“Write what you know” is good advice and could easily be interpreted to mean “Write where you know.” If you grow up in a specific city, like William Saroyan in Fresno, write about it even if you move across over a dozen state lines to reside, say, in New York. From your thirteenth floor loft, describe the kites stuck in Fresno trees, baklava baked in Armenian bakeries and the tunnels under China Alley. (Actually, don’t, because Fresno has already been done. Lots of American cities have not been claimed. Invest in a wall map of the USA and start sticking in the pins with authors’ names attached. If your city has been taken, move quickly, before you hit sixth grade.)

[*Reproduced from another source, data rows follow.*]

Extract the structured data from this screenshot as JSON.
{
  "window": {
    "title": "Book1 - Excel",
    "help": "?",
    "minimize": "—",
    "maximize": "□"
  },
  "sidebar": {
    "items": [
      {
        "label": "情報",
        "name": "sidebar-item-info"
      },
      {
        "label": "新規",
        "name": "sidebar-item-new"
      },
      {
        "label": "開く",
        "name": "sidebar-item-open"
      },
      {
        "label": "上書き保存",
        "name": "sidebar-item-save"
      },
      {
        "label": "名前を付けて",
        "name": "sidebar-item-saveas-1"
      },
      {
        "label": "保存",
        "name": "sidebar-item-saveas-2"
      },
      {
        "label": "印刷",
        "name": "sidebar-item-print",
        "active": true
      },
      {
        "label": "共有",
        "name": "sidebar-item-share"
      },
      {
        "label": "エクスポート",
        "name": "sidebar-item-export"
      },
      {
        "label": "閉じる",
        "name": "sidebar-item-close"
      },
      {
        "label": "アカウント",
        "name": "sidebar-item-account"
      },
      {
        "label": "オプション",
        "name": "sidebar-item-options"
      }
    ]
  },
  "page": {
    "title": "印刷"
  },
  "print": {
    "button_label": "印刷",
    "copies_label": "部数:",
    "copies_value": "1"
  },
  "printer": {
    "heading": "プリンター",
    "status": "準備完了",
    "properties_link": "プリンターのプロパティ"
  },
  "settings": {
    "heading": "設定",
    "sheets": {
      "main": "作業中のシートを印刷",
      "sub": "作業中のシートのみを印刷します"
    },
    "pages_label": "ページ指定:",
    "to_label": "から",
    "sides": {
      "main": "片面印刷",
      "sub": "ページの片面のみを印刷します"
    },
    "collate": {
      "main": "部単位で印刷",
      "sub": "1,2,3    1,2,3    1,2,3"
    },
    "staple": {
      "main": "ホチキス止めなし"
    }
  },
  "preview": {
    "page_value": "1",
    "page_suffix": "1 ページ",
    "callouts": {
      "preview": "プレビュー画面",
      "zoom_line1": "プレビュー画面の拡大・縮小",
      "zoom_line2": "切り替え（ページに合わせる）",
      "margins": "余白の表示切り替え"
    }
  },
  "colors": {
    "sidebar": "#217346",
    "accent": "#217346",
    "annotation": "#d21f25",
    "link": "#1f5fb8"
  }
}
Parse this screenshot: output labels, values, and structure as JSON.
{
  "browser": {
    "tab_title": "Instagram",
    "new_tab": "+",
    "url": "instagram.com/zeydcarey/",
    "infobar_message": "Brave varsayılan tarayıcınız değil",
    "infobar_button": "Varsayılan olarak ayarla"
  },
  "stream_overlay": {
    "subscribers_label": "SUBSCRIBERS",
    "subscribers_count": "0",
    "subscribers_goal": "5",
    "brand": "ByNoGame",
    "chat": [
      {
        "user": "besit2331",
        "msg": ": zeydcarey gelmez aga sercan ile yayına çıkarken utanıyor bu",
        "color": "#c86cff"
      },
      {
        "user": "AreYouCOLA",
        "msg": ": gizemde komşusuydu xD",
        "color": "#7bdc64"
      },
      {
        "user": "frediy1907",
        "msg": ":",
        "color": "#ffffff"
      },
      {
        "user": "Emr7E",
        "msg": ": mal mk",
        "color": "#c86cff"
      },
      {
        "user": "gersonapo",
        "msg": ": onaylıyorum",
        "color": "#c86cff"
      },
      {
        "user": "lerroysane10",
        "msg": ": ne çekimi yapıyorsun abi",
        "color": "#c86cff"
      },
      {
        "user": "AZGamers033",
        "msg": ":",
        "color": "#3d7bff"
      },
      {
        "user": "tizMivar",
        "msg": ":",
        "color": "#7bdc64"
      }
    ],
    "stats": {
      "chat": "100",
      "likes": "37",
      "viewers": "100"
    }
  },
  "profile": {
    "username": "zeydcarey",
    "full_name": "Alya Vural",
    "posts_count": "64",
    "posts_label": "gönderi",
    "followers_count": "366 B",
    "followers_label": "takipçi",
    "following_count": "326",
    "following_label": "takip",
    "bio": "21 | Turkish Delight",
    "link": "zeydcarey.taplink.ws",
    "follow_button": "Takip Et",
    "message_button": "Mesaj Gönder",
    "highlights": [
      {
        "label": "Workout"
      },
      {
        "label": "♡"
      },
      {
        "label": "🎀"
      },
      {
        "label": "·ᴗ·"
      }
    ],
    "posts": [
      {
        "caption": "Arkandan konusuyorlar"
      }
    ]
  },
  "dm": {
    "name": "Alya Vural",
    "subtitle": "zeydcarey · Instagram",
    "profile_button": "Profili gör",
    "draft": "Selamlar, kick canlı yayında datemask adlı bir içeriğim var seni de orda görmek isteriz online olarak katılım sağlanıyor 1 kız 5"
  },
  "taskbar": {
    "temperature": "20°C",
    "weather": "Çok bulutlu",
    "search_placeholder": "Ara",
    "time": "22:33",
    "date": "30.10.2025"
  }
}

What about writing of foreign places? Chances of being published are determined by how carefully you adhere to stereotypes. Americans want to read about Americans visiting foreign lands so long as the places are described in a manner following preconceived American ideas. There is a certain amount of leeway allowed, but not much. Step on a crack, break your mother’s back.
Caveat: so it is thought. The borders I mark are observed by most publishers, and they do so because they must make money. To not make money means ugly things, such as the collapse of five major publishing corporations into three, as happened in 2008.

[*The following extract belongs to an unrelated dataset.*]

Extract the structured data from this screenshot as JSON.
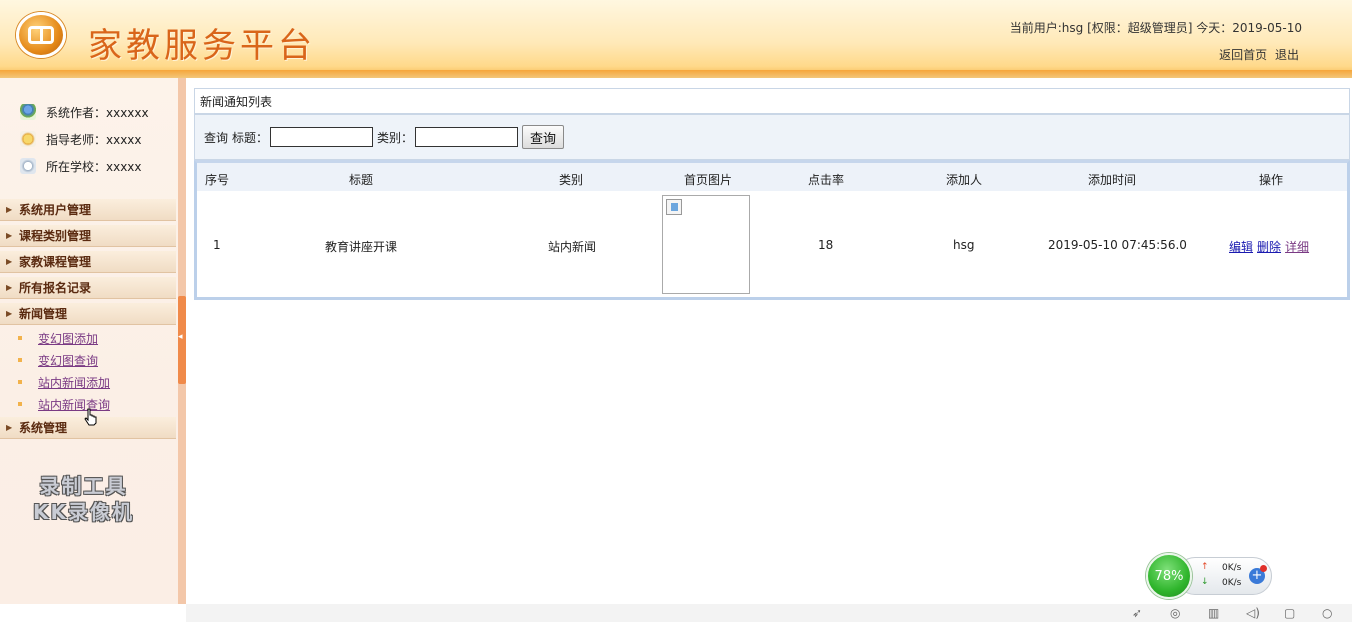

American readers are compassionate, so foreign writers who tell tales of the hell they left abroad to come to the USA, or tell of difficulties they encountered in being accepted in the USA are publishable. Conversely, Americans who write of Russia, Morocco, or Denmark because they lived there for decades, but who leave out the all-important American character probably have a screw loose. (How dare they?) Same goes for the British and French. (We rarely read them anyway unless they stick to the magical.) Writers like Kipling could get away with having an all-Indian cast in the 19th and early 20th centuries, but Kipling was born in Bombay and who could not love Disney’s Mowgli? (It is not considered polite to mention Kipling’s (in)famous poem, “Pick up the white man’s burden. . . .” )

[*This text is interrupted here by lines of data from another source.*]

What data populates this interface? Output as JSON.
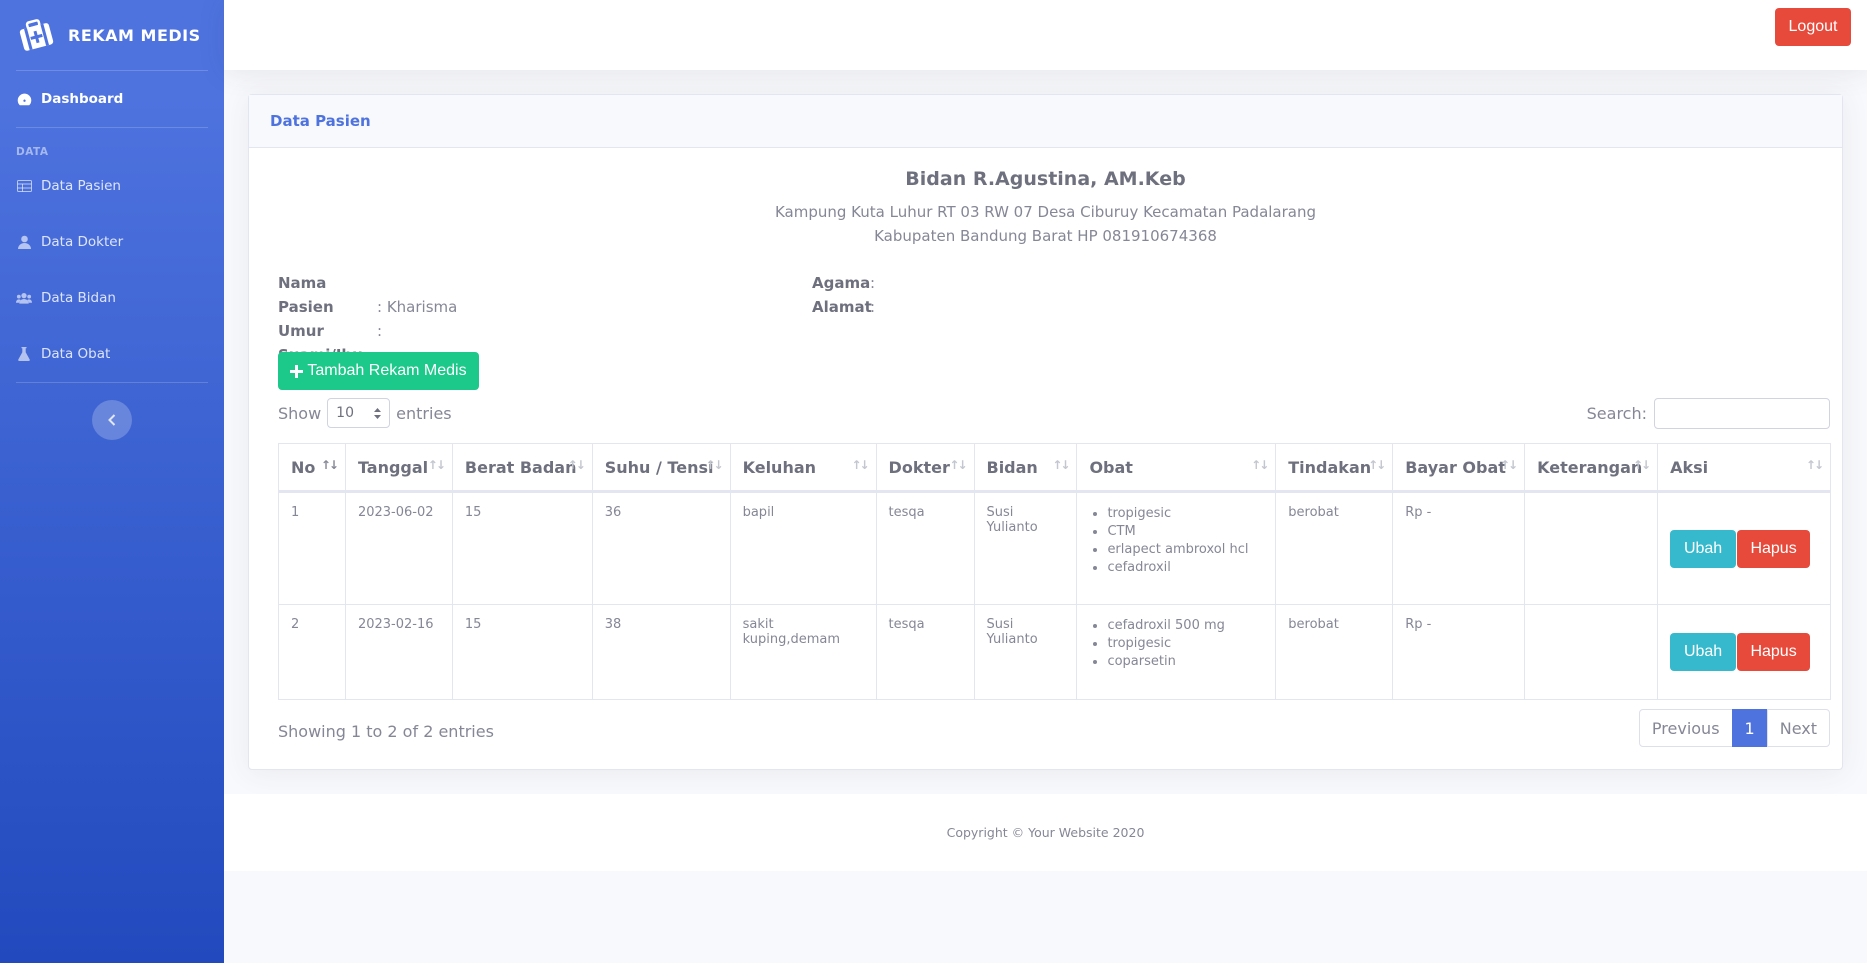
{
  "brand": {
    "title": "REKAM MEDIS"
  },
  "sidebar": {
    "dashboard": "Dashboard",
    "section_heading": "DATA",
    "items": [
      {
        "label": "Data Pasien",
        "icon": "table-icon"
      },
      {
        "label": "Data Dokter",
        "icon": "user-icon"
      },
      {
        "label": "Data Bidan",
        "icon": "users-icon"
      },
      {
        "label": "Data Obat",
        "icon": "flask-icon"
      }
    ]
  },
  "topbar": {
    "logout_label": "Logout"
  },
  "card": {
    "title": "Data Pasien"
  },
  "clinic": {
    "name": "Bidan R.Agustina, AM.Keb",
    "address_line1": "Kampung Kuta Luhur RT 03 RW 07 Desa Ciburuy Kecamatan Padalarang",
    "address_line2": "Kabupaten Bandung Barat HP 081910674368"
  },
  "patient": {
    "nama_label": "Nama Pasien",
    "nama_value": "Kharisma",
    "umur_label": "Umur",
    "umur_value": "",
    "suami_label": "Suami/Ibu",
    "suami_value": "",
    "agama_label": "Agama",
    "agama_value": "",
    "alamat_label": "Alamat",
    "alamat_value": "",
    "separator": ":"
  },
  "actions": {
    "add_label": "Tambah Rekam Medis"
  },
  "table_controls": {
    "show_label": "Show",
    "entries_label": "entries",
    "page_size": "10",
    "search_label": "Search:",
    "search_value": ""
  },
  "table": {
    "columns": [
      "No",
      "Tanggal",
      "Berat Badan",
      "Suhu / Tensi",
      "Keluhan",
      "Dokter",
      "Bidan",
      "Obat",
      "Tindakan",
      "Bayar Obat",
      "Keterangan",
      "Aksi"
    ],
    "rows": [
      {
        "no": "1",
        "tanggal": "2023-06-02",
        "berat": "15",
        "suhu": "36",
        "keluhan": "bapil",
        "dokter": "tesqa",
        "bidan": "Susi Yulianto",
        "obat": [
          "tropigesic",
          "CTM",
          "erlapect ambroxol hcl",
          "cefadroxil"
        ],
        "tindakan": "berobat",
        "bayar": "Rp -",
        "keterangan": ""
      },
      {
        "no": "2",
        "tanggal": "2023-02-16",
        "berat": "15",
        "suhu": "38",
        "keluhan": "sakit kuping,demam",
        "dokter": "tesqa",
        "bidan": "Susi Yulianto",
        "obat": [
          "cefadroxil 500 mg",
          "tropigesic",
          "coparsetin"
        ],
        "tindakan": "berobat",
        "bayar": "Rp -",
        "keterangan": ""
      }
    ],
    "ubah_label": "Ubah",
    "hapus_label": "Hapus"
  },
  "pagination": {
    "info": "Showing 1 to 2 of 2 entries",
    "previous": "Previous",
    "current": "1",
    "next": "Next"
  },
  "footer": {
    "copyright": "Copyright © Your Website 2020"
  },
  "colors": {
    "primary": "#4e73df",
    "success": "#1cc88a",
    "info": "#36b9cc",
    "danger": "#e74a3b"
  }
}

The more borders you cross, the harder it will be to be signed by a large, respectable publisher, let alone receive attention from literary magazines. Ironically, no matter how much foreign writers envy the breadth of the American market, American writers face the largest of all “Berlin Walls.” Every one of us has an obligation to find the courage/strength to grab one piece of cement and rip it out with his or her bare hands.